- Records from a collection

↓↓↓

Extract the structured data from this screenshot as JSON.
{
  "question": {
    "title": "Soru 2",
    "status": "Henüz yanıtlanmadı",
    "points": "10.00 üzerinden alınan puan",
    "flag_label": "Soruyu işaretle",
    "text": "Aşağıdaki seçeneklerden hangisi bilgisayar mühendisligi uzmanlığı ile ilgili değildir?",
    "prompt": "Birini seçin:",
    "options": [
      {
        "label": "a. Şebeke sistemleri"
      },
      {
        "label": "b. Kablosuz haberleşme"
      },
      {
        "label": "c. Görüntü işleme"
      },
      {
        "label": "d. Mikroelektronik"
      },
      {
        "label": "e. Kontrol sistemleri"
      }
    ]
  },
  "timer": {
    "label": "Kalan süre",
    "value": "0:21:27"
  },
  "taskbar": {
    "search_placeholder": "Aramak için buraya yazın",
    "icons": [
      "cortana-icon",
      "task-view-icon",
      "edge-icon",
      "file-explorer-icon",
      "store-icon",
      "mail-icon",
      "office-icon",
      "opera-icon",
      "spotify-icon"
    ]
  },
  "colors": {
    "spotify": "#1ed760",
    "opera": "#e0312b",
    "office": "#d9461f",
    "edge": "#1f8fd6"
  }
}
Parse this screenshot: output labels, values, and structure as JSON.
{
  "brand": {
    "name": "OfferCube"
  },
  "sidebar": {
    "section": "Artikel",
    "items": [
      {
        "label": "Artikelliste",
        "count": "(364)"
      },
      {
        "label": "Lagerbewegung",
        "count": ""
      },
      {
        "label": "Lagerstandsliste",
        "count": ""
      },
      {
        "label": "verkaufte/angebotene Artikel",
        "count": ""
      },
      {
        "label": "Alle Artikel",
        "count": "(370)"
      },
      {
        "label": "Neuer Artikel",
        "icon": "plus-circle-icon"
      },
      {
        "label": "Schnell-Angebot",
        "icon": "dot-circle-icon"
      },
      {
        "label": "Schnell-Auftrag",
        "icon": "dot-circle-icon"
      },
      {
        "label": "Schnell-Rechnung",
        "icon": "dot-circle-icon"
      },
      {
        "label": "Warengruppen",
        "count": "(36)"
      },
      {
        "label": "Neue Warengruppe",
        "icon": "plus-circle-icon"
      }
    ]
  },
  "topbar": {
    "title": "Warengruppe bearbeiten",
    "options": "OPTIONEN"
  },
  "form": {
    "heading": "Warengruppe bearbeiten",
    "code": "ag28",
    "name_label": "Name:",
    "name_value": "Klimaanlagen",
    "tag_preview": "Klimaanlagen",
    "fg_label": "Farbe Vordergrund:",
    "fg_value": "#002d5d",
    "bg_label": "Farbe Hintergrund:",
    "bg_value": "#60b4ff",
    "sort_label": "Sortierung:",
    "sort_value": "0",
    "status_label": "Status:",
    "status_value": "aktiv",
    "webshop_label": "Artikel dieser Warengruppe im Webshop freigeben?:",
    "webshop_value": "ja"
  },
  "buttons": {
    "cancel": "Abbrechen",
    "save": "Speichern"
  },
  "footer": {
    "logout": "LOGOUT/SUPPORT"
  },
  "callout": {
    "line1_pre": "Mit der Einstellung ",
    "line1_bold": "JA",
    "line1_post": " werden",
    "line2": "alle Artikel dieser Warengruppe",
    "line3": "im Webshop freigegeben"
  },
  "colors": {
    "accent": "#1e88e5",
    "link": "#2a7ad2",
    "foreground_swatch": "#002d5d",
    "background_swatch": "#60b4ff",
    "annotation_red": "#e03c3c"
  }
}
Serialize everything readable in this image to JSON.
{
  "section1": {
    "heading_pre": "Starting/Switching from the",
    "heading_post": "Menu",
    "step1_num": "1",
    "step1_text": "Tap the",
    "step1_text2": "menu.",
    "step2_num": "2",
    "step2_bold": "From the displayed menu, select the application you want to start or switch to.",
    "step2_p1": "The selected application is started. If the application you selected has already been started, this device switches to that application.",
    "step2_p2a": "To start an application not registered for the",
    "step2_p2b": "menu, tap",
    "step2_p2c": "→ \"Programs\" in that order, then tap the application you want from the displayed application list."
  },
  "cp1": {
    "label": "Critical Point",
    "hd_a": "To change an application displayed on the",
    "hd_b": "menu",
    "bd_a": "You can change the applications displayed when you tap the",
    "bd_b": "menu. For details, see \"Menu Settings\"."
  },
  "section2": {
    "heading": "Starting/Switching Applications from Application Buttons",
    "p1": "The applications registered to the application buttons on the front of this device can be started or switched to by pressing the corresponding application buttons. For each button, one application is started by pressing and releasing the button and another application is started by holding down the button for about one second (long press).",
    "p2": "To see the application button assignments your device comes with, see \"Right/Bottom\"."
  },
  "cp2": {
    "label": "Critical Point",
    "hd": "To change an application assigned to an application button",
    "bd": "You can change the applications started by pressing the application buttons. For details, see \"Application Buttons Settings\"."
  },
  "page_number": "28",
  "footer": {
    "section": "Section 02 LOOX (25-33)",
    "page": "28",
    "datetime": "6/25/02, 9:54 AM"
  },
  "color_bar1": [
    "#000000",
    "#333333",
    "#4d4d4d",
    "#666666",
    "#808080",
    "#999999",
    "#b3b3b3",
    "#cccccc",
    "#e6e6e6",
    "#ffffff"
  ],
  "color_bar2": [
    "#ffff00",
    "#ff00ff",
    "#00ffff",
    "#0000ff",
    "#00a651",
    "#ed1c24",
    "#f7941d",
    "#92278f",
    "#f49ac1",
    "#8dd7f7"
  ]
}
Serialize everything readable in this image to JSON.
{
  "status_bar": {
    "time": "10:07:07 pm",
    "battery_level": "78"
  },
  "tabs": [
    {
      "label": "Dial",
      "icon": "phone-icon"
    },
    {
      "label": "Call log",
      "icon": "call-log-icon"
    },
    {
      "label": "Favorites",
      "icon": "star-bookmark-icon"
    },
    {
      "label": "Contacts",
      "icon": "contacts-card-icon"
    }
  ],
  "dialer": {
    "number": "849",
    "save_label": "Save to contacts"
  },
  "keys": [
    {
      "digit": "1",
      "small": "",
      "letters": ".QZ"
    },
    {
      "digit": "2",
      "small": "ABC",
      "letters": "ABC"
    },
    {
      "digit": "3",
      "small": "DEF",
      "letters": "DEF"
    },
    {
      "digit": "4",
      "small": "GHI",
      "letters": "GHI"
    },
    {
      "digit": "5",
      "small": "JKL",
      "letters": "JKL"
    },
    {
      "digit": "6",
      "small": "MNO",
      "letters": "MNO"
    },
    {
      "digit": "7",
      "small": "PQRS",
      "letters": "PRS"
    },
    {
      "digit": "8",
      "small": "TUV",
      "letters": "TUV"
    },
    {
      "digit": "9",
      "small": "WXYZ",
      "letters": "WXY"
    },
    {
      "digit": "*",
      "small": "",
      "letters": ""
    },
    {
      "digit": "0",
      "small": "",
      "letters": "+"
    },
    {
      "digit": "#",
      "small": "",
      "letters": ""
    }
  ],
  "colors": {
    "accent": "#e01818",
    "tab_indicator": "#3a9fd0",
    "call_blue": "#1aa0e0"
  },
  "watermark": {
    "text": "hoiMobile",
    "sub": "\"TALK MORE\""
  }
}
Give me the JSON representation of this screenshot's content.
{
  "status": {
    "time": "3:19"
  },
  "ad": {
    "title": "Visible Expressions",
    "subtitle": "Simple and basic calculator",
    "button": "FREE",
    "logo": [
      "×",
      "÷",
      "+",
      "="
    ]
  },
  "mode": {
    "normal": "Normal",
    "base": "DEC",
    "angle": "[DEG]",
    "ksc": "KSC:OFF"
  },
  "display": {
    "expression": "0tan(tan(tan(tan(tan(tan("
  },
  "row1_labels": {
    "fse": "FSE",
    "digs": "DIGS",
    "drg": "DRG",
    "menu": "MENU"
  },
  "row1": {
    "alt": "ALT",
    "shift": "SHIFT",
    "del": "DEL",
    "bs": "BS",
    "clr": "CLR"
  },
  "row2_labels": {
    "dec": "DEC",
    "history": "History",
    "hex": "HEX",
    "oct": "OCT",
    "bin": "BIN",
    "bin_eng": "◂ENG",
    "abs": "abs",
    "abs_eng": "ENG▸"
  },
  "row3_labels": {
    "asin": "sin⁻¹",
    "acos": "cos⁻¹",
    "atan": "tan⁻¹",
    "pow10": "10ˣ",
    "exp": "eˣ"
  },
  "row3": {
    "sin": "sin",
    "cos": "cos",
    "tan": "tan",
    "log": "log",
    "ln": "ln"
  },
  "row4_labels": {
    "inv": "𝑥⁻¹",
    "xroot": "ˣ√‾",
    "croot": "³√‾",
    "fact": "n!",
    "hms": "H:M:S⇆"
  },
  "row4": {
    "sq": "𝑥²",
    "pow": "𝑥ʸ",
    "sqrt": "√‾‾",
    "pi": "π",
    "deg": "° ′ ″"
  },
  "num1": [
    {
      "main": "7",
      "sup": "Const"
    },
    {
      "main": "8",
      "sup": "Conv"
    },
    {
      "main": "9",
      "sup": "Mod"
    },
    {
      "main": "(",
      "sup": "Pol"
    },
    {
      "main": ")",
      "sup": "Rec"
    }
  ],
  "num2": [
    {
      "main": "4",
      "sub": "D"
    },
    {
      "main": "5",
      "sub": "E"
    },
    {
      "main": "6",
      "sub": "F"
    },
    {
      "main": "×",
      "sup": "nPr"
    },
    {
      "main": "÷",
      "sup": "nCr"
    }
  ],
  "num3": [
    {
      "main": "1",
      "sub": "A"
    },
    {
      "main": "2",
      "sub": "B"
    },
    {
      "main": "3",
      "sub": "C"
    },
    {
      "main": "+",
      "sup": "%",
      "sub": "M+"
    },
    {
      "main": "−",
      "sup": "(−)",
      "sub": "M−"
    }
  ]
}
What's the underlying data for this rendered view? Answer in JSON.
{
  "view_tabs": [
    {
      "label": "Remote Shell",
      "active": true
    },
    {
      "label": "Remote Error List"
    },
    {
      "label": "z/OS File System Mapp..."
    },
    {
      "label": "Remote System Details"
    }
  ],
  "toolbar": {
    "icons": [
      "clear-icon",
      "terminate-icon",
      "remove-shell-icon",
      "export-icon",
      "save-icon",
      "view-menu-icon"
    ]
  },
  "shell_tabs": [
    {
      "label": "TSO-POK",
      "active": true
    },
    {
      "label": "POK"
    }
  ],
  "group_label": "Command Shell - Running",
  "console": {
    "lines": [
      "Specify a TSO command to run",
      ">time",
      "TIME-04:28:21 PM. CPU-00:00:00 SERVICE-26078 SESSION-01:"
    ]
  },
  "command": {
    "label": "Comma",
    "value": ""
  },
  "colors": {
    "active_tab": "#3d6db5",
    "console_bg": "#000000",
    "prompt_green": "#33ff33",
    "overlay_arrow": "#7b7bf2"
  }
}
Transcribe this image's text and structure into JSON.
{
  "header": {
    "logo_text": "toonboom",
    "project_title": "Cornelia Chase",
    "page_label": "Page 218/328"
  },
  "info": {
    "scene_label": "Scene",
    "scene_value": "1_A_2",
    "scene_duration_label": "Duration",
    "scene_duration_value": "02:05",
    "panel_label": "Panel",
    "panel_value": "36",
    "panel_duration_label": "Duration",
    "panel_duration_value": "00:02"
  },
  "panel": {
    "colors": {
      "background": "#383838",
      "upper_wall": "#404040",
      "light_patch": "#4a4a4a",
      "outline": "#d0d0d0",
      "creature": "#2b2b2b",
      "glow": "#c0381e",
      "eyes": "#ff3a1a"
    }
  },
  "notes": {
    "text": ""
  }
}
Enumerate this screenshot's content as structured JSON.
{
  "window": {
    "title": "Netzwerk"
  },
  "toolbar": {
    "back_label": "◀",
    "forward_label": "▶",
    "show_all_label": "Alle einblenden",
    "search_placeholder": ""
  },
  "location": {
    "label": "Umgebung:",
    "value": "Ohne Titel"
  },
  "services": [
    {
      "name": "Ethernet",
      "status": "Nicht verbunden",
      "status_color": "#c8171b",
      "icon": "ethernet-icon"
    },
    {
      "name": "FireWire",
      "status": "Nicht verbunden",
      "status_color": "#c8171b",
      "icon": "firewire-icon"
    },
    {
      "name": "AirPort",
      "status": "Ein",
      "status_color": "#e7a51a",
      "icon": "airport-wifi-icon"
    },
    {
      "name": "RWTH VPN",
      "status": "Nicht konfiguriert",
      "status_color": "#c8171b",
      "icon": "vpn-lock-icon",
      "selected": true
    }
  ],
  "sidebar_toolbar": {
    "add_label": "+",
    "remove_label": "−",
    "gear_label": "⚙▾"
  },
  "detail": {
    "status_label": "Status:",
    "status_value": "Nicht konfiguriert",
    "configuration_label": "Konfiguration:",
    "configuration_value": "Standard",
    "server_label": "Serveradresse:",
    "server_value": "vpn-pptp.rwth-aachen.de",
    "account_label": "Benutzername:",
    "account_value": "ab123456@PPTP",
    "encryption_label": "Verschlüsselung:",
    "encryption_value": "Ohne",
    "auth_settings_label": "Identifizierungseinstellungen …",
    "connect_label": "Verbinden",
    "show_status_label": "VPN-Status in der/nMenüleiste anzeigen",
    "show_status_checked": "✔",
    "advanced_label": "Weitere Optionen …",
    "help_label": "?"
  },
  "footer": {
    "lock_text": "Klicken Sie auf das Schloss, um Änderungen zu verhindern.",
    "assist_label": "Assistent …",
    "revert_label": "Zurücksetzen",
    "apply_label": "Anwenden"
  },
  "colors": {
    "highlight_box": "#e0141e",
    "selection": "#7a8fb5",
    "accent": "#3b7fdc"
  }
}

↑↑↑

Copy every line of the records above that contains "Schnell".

- REPLY TO THE EXERCISE
        "label": "Schnell-Angebot",
        "label": "Schnell-Auftrag",
        "label": "Schnell-Rechnung",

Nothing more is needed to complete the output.